→ MATERIAL PROVIDED:
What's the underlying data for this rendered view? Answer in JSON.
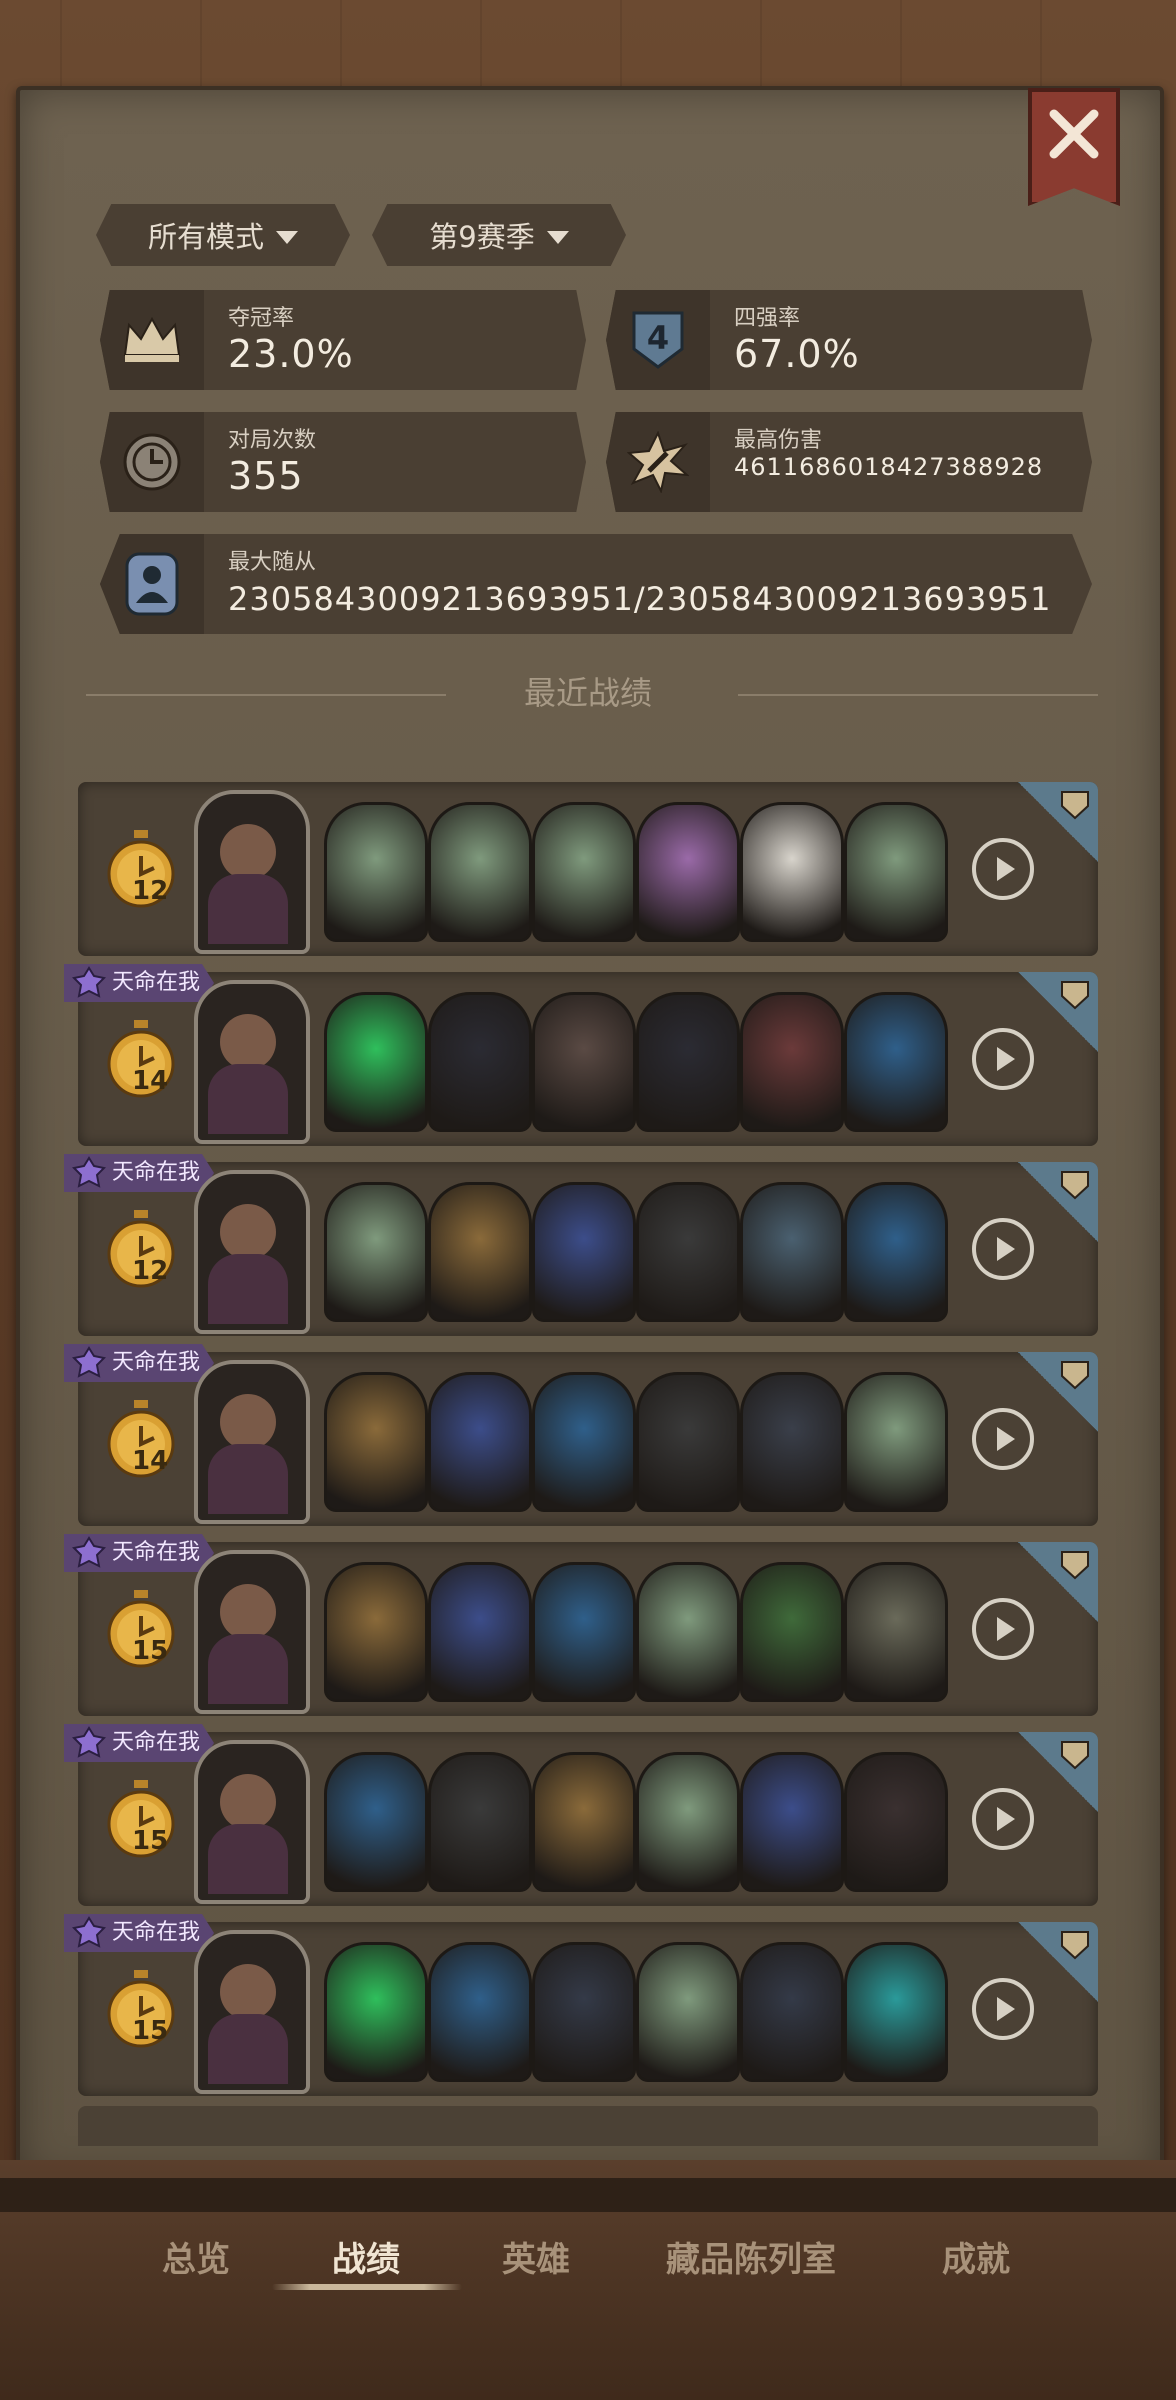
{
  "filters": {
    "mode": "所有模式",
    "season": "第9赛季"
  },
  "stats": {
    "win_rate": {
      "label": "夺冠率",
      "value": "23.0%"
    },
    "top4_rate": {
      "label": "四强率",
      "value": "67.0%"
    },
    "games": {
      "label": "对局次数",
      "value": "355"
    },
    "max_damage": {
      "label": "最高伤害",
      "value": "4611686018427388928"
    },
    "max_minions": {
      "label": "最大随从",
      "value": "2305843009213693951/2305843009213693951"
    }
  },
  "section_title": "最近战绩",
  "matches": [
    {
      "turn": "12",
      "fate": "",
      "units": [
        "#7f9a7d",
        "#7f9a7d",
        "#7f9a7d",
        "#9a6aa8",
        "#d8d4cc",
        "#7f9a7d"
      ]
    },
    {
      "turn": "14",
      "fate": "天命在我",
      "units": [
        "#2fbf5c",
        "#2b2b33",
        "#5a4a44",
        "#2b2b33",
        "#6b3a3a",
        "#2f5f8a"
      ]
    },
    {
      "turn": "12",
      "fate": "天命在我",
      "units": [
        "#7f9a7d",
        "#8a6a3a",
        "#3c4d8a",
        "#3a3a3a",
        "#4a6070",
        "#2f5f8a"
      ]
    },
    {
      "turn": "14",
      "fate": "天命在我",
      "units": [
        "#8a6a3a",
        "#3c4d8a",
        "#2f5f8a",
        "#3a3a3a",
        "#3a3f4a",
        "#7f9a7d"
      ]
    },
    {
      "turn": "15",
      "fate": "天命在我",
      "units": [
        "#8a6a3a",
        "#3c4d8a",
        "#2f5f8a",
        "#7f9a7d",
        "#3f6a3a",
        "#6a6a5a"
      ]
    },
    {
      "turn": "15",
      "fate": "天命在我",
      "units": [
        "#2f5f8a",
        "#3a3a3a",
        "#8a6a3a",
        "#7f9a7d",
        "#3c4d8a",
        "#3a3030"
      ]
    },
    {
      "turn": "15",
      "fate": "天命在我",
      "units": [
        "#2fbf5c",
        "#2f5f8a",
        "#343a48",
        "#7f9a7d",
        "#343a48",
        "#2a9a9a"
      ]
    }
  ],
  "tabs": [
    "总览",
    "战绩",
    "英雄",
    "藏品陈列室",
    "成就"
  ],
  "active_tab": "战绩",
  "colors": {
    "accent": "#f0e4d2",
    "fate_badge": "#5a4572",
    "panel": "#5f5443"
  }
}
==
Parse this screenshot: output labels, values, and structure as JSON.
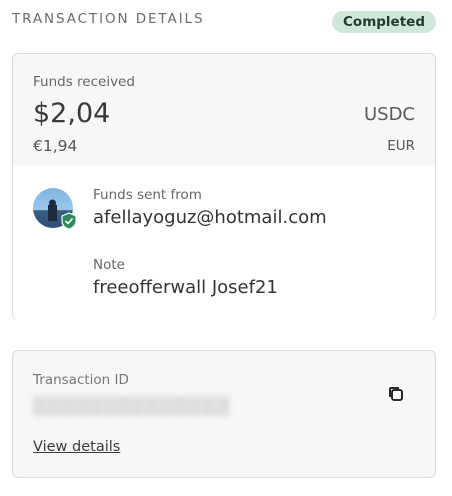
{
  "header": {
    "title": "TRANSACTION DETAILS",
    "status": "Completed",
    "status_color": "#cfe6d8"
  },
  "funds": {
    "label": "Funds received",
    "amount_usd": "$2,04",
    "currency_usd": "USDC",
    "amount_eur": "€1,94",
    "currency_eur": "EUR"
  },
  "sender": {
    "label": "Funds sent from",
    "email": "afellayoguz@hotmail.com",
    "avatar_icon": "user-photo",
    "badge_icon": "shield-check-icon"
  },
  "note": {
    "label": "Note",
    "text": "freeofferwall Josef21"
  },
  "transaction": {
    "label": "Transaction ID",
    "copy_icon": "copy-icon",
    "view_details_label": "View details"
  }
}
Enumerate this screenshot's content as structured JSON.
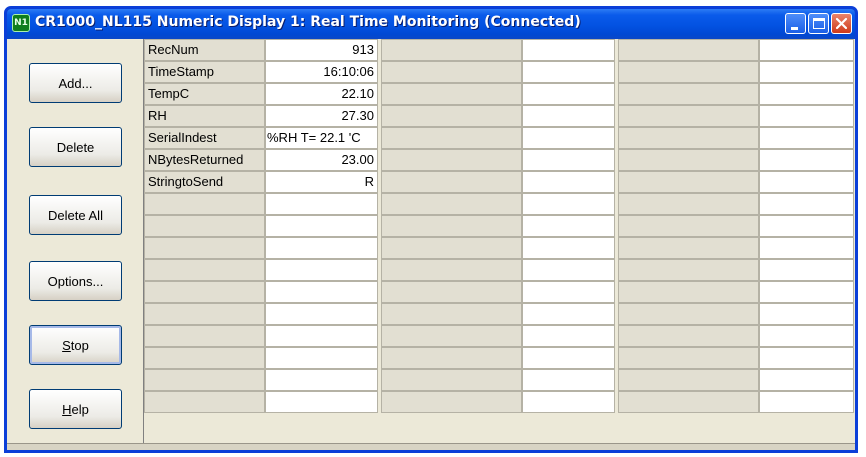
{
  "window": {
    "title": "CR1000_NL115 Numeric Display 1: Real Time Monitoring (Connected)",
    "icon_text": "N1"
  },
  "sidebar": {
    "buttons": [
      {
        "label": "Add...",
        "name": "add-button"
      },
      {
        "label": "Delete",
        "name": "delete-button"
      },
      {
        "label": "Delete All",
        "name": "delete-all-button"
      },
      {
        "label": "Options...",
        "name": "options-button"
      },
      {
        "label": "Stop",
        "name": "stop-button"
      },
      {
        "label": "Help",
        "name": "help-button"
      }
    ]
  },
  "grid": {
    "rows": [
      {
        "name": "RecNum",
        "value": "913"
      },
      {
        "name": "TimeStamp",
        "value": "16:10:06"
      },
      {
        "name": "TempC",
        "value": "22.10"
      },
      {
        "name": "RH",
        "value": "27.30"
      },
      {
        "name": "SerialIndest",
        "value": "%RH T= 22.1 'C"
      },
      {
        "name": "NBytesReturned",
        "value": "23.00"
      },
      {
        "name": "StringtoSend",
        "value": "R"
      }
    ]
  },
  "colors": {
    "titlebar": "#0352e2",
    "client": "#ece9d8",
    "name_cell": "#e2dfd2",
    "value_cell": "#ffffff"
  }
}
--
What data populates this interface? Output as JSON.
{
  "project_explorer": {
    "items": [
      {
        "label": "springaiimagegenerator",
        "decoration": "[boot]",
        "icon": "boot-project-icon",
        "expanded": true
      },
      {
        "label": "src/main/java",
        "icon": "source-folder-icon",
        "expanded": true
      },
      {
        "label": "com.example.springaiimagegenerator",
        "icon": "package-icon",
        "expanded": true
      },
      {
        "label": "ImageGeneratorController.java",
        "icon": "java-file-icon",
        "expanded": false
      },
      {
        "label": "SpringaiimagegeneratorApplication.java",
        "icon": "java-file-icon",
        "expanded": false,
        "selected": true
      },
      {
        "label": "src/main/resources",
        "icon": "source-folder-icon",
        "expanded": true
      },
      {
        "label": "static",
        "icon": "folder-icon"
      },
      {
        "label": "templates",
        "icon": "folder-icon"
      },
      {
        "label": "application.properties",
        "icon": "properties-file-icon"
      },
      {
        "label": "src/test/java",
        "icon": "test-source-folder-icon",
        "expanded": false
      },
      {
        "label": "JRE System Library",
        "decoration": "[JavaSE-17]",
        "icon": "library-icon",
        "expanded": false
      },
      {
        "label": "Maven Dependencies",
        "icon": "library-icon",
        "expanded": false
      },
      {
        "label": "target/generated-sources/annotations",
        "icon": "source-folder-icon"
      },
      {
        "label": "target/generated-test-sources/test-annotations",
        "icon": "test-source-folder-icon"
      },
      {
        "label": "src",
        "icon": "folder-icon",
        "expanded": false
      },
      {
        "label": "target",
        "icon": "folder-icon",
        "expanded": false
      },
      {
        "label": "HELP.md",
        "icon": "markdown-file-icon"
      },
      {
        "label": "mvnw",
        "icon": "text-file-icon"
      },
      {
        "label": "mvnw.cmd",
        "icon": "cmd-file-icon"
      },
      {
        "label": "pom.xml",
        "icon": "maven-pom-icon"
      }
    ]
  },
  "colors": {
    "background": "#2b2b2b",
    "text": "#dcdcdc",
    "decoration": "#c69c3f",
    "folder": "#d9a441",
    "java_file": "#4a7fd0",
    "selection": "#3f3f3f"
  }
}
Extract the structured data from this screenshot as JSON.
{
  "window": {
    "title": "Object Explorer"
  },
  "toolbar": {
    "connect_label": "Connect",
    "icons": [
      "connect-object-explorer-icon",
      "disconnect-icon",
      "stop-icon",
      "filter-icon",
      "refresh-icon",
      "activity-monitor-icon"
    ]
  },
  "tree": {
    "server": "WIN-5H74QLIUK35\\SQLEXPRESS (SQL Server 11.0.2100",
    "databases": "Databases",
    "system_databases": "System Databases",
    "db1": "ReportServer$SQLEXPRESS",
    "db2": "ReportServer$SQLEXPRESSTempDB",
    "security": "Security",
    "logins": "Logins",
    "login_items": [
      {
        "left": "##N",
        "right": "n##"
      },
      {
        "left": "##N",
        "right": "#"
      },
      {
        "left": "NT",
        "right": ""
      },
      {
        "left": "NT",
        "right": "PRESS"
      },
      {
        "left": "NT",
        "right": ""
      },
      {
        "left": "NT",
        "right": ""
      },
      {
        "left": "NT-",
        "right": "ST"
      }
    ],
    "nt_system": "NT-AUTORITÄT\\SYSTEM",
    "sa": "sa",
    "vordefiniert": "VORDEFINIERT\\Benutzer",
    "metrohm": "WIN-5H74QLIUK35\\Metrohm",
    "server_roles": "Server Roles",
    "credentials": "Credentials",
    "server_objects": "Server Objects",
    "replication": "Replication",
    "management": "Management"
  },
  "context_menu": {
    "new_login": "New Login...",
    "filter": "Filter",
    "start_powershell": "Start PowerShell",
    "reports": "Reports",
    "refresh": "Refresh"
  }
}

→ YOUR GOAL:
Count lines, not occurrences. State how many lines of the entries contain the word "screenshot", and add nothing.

→ TASK RESPONSE:
3